Given a linear transformation matrix representation AA, the eigendecomposition of AA expresses the transformation AA in the eigenbasis of AA using change-of-basis operations.

We can express any transformation AA as QΛQ1Q \Lambda Q^{-1} where QQ is a change-of-basis matrix containing the eigenvectors of AA as columns and Λ\Lambda is AA expressed on its eigenbasis (containing the eigenvalues in the diagonal).

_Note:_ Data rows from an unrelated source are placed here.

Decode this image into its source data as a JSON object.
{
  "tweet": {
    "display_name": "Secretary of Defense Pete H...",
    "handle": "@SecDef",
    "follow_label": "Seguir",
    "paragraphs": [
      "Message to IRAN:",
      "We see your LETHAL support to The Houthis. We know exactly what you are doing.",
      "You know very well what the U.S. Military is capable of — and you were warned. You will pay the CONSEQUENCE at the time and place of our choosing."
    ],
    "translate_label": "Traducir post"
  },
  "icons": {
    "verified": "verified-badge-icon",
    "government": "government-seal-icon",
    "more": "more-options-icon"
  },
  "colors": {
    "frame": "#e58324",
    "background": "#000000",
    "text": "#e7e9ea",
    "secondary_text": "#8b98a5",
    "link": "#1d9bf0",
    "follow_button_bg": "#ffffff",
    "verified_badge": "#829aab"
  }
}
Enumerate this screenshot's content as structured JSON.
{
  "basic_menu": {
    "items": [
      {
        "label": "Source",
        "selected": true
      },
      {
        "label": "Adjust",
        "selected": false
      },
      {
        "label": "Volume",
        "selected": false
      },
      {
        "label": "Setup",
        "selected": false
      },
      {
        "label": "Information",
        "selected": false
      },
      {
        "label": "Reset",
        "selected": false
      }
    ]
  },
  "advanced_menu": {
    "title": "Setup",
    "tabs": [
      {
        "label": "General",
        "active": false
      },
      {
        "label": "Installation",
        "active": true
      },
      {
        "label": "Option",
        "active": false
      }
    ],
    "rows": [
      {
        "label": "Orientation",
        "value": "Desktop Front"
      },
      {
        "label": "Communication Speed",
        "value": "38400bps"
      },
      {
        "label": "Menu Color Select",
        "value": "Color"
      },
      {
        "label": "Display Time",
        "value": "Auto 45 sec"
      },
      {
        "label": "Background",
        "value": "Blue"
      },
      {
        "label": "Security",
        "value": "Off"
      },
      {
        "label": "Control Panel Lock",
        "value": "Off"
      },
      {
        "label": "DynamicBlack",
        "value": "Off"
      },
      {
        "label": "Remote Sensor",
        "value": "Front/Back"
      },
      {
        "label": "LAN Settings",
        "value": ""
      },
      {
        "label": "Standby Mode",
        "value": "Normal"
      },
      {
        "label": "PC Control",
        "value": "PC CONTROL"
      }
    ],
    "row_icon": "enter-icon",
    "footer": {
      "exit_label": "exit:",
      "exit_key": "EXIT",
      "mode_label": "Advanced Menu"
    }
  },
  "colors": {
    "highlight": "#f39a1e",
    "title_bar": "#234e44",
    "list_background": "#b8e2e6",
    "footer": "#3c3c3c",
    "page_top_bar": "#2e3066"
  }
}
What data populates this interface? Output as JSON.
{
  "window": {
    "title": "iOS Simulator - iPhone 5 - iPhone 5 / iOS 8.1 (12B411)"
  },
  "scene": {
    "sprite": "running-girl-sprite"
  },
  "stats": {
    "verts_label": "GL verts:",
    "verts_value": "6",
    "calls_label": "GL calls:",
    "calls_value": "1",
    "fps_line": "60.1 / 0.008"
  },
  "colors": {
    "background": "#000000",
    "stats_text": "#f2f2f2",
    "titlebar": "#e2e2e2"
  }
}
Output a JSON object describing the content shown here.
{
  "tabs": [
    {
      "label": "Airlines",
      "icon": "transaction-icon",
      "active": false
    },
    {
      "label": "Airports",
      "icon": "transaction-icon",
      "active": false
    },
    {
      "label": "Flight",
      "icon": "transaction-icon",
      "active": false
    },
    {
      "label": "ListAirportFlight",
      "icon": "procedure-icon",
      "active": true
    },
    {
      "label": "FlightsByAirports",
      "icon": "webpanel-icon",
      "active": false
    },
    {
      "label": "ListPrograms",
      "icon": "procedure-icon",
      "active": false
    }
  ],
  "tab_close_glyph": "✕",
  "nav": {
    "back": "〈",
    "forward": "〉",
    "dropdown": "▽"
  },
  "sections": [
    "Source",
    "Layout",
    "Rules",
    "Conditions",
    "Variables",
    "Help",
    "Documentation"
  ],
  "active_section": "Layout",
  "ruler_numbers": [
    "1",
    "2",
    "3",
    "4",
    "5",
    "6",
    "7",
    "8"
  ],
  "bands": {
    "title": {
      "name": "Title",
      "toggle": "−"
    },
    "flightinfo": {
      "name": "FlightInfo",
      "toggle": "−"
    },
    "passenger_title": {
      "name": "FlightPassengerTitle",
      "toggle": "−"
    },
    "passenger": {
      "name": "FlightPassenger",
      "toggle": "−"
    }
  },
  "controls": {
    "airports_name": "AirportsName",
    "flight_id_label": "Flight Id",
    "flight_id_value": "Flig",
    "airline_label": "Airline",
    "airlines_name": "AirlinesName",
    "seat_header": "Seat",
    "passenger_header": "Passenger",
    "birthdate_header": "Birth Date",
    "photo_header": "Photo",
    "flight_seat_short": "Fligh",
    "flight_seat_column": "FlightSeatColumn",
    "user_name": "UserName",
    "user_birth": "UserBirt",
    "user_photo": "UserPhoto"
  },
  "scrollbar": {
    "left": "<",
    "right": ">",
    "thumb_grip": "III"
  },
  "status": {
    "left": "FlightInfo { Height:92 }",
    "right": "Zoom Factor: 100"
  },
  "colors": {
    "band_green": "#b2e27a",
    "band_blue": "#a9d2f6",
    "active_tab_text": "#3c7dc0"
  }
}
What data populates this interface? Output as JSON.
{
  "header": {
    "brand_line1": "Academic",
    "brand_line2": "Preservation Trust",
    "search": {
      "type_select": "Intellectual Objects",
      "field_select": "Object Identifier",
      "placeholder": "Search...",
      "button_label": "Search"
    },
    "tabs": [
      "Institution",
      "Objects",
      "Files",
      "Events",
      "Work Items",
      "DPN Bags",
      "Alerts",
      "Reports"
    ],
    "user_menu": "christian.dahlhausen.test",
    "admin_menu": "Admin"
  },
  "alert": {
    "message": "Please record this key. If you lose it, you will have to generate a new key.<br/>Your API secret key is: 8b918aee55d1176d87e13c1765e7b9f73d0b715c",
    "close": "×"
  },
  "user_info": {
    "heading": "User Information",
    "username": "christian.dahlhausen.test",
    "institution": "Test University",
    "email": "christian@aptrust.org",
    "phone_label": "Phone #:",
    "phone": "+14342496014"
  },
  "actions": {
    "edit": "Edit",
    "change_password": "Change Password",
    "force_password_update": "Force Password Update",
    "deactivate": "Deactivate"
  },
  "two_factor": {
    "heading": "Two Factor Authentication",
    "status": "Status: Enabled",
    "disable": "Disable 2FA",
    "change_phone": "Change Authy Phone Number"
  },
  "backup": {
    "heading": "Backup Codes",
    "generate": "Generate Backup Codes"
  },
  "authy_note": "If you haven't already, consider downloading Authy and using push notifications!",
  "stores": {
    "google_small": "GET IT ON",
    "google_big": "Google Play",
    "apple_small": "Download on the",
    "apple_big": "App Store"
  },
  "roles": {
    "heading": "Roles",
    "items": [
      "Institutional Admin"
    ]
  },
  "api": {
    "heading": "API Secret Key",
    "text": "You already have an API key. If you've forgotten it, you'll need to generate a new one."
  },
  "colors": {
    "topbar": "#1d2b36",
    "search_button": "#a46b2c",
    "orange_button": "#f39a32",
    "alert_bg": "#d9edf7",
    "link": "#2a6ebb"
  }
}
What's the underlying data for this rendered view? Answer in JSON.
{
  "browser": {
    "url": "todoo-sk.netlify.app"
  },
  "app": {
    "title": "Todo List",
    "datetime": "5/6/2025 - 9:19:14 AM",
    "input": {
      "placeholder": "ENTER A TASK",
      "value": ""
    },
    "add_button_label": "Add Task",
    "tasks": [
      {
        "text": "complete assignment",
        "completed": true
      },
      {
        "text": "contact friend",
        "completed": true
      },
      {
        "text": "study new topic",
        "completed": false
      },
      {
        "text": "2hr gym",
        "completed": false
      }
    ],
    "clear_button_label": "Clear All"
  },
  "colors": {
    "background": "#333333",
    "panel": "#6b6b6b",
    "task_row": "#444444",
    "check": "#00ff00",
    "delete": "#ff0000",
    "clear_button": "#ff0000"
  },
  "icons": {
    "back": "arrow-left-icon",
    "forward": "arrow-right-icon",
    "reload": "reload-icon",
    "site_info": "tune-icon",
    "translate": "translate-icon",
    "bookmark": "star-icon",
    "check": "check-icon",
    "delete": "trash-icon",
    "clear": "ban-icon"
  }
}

Every normal matrix NN has a corresponding orthogonal matrix OO such that its eigendecomposition is N=OΛOTN = O \Lambda O^{T}, as for orthogonal matrices OT=O1O^{T} = O^{-1}.

Applying the transformation on v\vec{v} is equivalent to saying QΛQ1vQ \Lambda Q^{-1} \vec{v} which first changes the basis of v\vec{v} to the eigenbasis of AA, applies the transformation, and changes the basis back again.

For example, consider A=[9226]A = \begin{bmatrix}9 & -2 \\ -2 & 6\end{bmatrix}. Its eigenvalues are eig(A)={5,10}eig(A) = \{ 5, 10 \} and we can find out the corresponding eigenvectors as follows:

𝒩([9226]5[1001])=𝒩([4221])={0,[121]}\mathcal{N}(\begin{bmatrix}9 & -2 \\ -2 & 6\end{bmatrix} - 5 \begin{bmatrix}1 & 0 \\ 0 & 1\end{bmatrix}) = \mathcal{N}(\begin{bmatrix}4 & -2 \\ -2 & 1\end{bmatrix}) = \{ \vec{0}, \begin{bmatrix}\frac{1}{2} \\ 1\end{bmatrix} \}

So we know that the eigenvector for 5 is [121]\begin{bmatrix}\frac{1}{2} \\ 1\end{bmatrix} and

𝒩([9226]10[1001])=𝒩([1224])={0,[21]}\mathcal{N}(\begin{bmatrix}9 & -2 \\ -2 & 6\end{bmatrix} - 10 \begin{bmatrix}1 & 0 \\ 0 & 1\end{bmatrix}) = \mathcal{N}(\begin{bmatrix}-1 & -2 \\ -2 & -4\end{bmatrix}) = \{ \vec{0}, \begin{bmatrix}-2 \\ 1\end{bmatrix} \}

So the eigenvector for 10 is [21]\begin{bmatrix}-2 \\ 1\end{bmatrix}. Therefore we can say that [9226]=[12211][50010][25452515]\begin{bmatrix}9 & -2 \\ -2 & 6\end{bmatrix} = \begin{bmatrix}\frac{1}{2} & -2 \\ 1 & 1\end{bmatrix} \begin{bmatrix}5 & 0 \\ 0 & 10\end{bmatrix} \begin{bmatrix}\frac{2}{5} & \frac{4}{5} \\ -\frac{2}{5} & \frac{1}{5}\end{bmatrix}.